Task details. The lines to find are those in the entries that hold the word "JSON"; copy every one of them.

[Data shown]

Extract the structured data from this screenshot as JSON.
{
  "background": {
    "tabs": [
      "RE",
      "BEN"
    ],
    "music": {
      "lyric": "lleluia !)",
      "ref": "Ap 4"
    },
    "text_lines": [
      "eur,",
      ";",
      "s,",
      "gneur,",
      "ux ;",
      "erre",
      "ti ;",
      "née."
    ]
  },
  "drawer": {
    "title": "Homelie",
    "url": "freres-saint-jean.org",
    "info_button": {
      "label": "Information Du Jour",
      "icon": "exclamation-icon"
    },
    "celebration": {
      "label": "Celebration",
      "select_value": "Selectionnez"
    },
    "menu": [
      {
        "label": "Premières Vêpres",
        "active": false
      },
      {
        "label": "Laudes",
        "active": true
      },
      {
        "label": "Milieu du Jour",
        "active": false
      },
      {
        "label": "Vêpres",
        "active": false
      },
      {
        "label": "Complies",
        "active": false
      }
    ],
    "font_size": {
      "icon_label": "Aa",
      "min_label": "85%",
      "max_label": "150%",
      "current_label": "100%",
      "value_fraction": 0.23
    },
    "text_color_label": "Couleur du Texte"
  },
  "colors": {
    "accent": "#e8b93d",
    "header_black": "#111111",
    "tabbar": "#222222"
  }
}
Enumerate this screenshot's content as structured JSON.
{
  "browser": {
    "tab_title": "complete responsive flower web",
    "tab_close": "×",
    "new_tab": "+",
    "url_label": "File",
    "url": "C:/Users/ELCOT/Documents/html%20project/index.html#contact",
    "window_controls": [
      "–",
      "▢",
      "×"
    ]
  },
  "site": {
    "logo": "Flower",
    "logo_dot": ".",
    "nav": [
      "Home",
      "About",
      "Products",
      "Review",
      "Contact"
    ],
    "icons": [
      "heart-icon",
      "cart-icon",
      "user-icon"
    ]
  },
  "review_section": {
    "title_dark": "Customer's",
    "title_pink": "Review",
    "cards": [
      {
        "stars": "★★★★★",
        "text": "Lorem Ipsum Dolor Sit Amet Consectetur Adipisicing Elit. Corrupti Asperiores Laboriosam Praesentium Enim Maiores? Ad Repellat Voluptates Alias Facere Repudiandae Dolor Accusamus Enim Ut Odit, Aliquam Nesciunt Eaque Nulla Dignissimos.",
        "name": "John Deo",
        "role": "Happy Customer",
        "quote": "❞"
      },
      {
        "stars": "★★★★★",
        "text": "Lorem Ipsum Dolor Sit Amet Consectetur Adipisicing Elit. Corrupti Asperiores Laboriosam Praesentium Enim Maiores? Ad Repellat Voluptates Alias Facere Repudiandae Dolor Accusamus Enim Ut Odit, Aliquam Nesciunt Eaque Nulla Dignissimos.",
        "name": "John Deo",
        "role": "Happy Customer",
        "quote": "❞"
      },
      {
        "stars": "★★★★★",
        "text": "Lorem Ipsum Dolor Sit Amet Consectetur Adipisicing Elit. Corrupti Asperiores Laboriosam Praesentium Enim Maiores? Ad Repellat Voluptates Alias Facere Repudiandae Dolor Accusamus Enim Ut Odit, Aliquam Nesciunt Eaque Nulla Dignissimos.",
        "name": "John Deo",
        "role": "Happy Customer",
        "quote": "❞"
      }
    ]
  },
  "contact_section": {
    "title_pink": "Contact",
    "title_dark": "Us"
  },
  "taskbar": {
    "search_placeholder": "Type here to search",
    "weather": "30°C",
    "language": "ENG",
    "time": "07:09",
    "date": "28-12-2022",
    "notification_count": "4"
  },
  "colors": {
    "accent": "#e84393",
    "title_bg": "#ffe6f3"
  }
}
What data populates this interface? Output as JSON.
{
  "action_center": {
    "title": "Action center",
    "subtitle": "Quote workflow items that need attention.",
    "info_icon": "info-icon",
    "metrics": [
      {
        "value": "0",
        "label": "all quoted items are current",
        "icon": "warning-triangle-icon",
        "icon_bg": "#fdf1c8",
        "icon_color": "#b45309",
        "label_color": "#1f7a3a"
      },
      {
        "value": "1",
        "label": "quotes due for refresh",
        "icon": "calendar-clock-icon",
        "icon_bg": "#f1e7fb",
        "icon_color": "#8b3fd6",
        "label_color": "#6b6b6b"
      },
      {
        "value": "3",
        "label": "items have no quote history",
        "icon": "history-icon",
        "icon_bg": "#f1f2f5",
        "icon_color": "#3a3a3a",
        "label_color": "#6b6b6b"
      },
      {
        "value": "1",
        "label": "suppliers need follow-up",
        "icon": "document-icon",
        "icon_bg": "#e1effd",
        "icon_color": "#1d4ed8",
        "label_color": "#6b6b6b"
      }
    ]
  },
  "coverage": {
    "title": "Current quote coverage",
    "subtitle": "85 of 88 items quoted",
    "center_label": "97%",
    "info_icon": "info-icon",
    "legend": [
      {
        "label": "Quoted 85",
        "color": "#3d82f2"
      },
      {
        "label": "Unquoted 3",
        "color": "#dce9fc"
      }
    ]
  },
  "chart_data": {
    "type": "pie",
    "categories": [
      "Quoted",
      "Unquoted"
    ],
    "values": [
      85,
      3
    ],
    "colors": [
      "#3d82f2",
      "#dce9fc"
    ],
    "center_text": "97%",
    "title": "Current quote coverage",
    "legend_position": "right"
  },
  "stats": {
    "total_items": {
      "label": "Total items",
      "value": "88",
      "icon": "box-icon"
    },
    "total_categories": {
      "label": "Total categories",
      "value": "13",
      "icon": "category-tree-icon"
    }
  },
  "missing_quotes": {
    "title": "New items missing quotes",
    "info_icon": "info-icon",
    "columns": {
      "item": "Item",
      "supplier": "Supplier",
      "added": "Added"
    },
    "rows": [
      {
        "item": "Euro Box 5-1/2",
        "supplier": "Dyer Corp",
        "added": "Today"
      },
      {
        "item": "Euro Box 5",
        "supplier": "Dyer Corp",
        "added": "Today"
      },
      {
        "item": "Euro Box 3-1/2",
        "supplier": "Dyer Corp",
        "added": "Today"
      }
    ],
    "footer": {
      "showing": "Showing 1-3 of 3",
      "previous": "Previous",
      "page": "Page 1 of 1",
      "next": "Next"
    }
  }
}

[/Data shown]

Written answer.
Extract the structured data from this screenshot as JSON.
Enumerate this screenshot's content as structured JSON.
What data populates this interface? Output as JSON.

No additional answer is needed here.